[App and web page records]

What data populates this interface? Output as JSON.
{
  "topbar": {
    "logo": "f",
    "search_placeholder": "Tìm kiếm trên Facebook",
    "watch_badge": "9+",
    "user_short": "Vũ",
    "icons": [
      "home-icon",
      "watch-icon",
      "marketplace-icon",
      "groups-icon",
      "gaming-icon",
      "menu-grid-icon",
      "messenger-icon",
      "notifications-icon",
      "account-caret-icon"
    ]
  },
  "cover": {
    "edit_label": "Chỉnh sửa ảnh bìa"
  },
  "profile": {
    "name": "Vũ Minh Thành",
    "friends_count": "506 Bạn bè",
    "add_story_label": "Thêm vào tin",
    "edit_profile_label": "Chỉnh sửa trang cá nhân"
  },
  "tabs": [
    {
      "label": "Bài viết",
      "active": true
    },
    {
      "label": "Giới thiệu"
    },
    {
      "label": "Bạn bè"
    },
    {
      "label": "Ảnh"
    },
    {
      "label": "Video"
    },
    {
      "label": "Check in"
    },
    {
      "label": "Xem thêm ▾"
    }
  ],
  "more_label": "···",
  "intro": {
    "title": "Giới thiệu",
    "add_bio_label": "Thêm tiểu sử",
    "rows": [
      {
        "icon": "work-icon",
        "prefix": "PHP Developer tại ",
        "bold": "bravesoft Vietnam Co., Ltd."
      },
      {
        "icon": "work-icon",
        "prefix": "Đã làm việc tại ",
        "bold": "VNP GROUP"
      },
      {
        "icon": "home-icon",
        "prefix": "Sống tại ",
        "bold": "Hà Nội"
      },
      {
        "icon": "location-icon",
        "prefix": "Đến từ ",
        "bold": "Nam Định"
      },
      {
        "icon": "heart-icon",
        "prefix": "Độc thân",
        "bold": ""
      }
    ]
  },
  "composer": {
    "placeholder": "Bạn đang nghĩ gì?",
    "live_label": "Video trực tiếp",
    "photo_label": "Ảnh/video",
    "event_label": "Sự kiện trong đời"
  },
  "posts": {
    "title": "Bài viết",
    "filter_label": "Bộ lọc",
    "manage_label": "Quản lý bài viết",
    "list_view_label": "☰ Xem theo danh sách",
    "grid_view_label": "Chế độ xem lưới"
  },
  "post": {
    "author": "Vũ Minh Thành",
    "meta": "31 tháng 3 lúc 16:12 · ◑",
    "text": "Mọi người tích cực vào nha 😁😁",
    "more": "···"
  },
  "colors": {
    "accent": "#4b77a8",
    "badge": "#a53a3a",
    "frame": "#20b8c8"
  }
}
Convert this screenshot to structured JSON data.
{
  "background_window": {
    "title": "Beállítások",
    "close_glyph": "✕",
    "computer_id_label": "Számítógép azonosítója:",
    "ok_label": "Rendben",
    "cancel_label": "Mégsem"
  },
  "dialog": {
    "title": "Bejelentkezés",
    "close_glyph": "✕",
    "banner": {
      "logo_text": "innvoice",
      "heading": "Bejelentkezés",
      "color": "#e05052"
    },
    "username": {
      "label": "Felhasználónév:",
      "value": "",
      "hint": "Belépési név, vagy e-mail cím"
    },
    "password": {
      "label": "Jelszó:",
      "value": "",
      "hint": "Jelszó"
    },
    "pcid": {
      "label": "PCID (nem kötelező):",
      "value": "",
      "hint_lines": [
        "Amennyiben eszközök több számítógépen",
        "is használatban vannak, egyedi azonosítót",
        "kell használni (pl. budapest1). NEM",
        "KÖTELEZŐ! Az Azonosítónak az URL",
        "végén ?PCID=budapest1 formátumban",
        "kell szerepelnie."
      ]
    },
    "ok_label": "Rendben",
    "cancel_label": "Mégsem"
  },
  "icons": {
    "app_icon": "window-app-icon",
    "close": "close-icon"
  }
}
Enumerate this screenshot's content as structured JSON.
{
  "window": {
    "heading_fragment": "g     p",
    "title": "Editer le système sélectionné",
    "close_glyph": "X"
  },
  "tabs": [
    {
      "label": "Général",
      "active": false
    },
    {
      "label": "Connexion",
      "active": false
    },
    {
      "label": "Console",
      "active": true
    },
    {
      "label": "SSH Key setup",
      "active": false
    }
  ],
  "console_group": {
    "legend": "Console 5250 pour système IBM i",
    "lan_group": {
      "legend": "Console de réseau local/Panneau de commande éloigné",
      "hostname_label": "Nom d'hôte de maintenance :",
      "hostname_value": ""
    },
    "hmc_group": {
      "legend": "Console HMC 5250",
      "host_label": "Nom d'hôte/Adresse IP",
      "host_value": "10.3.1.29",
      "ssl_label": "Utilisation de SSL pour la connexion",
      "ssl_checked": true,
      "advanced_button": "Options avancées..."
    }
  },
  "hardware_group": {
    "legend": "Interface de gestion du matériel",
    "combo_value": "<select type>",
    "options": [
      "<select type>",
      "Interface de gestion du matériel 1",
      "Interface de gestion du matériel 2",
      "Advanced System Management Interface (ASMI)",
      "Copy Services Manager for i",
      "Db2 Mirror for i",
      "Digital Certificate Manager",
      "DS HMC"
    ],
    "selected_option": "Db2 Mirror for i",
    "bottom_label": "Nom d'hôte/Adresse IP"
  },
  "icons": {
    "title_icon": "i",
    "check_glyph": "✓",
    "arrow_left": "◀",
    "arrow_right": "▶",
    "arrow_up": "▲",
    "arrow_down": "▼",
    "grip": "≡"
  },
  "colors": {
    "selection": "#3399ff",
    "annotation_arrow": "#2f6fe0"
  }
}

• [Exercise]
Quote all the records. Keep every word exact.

• [Answer box]
What data populates this interface? Output as JSON.
{
  "topbar": {
    "logo": "f",
    "search_placeholder": "Tìm kiếm trên Facebook",
    "watch_badge": "9+",
    "user_short": "Vũ",
    "icons": [
      "home-icon",
      "watch-icon",
      "marketplace-icon",
      "groups-icon",
      "gaming-icon",
      "menu-grid-icon",
      "messenger-icon",
      "notifications-icon",
      "account-caret-icon"
    ]
  },
  "cover": {
    "edit_label": "Chỉnh sửa ảnh bìa"
  },
  "profile": {
    "name": "Vũ Minh Thành",
    "friends_count": "506 Bạn bè",
    "add_story_label": "Thêm vào tin",
    "edit_profile_label": "Chỉnh sửa trang cá nhân"
  },
  "tabs": [
    {
      "label": "Bài viết",
      "active": true
    },
    {
      "label": "Giới thiệu"
    },
    {
      "label": "Bạn bè"
    },
    {
      "label": "Ảnh"
    },
    {
      "label": "Video"
    },
    {
      "label": "Check in"
    },
    {
      "label": "Xem thêm ▾"
    }
  ],
  "more_label": "···",
  "intro": {
    "title": "Giới thiệu",
    "add_bio_label": "Thêm tiểu sử",
    "rows": [
      {
        "icon": "work-icon",
        "prefix": "PHP Developer tại ",
        "bold": "bravesoft Vietnam Co., Ltd."
      },
      {
        "icon": "work-icon",
        "prefix": "Đã làm việc tại ",
        "bold": "VNP GROUP"
      },
      {
        "icon": "home-icon",
        "prefix": "Sống tại ",
        "bold": "Hà Nội"
      },
      {
        "icon": "location-icon",
        "prefix": "Đến từ ",
        "bold": "Nam Định"
      },
      {
        "icon": "heart-icon",
        "prefix": "Độc thân",
        "bold": ""
      }
    ]
  },
  "composer": {
    "placeholder": "Bạn đang nghĩ gì?",
    "live_label": "Video trực tiếp",
    "photo_label": "Ảnh/video",
    "event_label": "Sự kiện trong đời"
  },
  "posts": {
    "title": "Bài viết",
    "filter_label": "Bộ lọc",
    "manage_label": "Quản lý bài viết",
    "list_view_label": "☰ Xem theo danh sách",
    "grid_view_label": "Chế độ xem lưới"
  },
  "post": {
    "author": "Vũ Minh Thành",
    "meta": "31 tháng 3 lúc 16:12 · ◑",
    "text": "Mọi người tích cực vào nha 😁😁",
    "more": "···"
  },
  "colors": {
    "accent": "#4b77a8",
    "badge": "#a53a3a",
    "frame": "#20b8c8"
  }
}
Convert this screenshot to structured JSON data.
{
  "background_window": {
    "title": "Beállítások",
    "close_glyph": "✕",
    "computer_id_label": "Számítógép azonosítója:",
    "ok_label": "Rendben",
    "cancel_label": "Mégsem"
  },
  "dialog": {
    "title": "Bejelentkezés",
    "close_glyph": "✕",
    "banner": {
      "logo_text": "innvoice",
      "heading": "Bejelentkezés",
      "color": "#e05052"
    },
    "username": {
      "label": "Felhasználónév:",
      "value": "",
      "hint": "Belépési név, vagy e-mail cím"
    },
    "password": {
      "label": "Jelszó:",
      "value": "",
      "hint": "Jelszó"
    },
    "pcid": {
      "label": "PCID (nem kötelező):",
      "value": "",
      "hint_lines": [
        "Amennyiben eszközök több számítógépen",
        "is használatban vannak, egyedi azonosítót",
        "kell használni (pl. budapest1). NEM",
        "KÖTELEZŐ! Az Azonosítónak az URL",
        "végén ?PCID=budapest1 formátumban",
        "kell szerepelnie."
      ]
    },
    "ok_label": "Rendben",
    "cancel_label": "Mégsem"
  },
  "icons": {
    "app_icon": "window-app-icon",
    "close": "close-icon"
  }
}
Enumerate this screenshot's content as structured JSON.
{
  "window": {
    "heading_fragment": "g     p",
    "title": "Editer le système sélectionné",
    "close_glyph": "X"
  },
  "tabs": [
    {
      "label": "Général",
      "active": false
    },
    {
      "label": "Connexion",
      "active": false
    },
    {
      "label": "Console",
      "active": true
    },
    {
      "label": "SSH Key setup",
      "active": false
    }
  ],
  "console_group": {
    "legend": "Console 5250 pour système IBM i",
    "lan_group": {
      "legend": "Console de réseau local/Panneau de commande éloigné",
      "hostname_label": "Nom d'hôte de maintenance :",
      "hostname_value": ""
    },
    "hmc_group": {
      "legend": "Console HMC 5250",
      "host_label": "Nom d'hôte/Adresse IP",
      "host_value": "10.3.1.29",
      "ssl_label": "Utilisation de SSL pour la connexion",
      "ssl_checked": true,
      "advanced_button": "Options avancées..."
    }
  },
  "hardware_group": {
    "legend": "Interface de gestion du matériel",
    "combo_value": "<select type>",
    "options": [
      "<select type>",
      "Interface de gestion du matériel 1",
      "Interface de gestion du matériel 2",
      "Advanced System Management Interface (ASMI)",
      "Copy Services Manager for i",
      "Db2 Mirror for i",
      "Digital Certificate Manager",
      "DS HMC"
    ],
    "selected_option": "Db2 Mirror for i",
    "bottom_label": "Nom d'hôte/Adresse IP"
  },
  "icons": {
    "title_icon": "i",
    "check_glyph": "✓",
    "arrow_left": "◀",
    "arrow_right": "▶",
    "arrow_up": "▲",
    "arrow_down": "▼",
    "grip": "≡"
  },
  "colors": {
    "selection": "#3399ff",
    "annotation_arrow": "#2f6fe0"
  }
}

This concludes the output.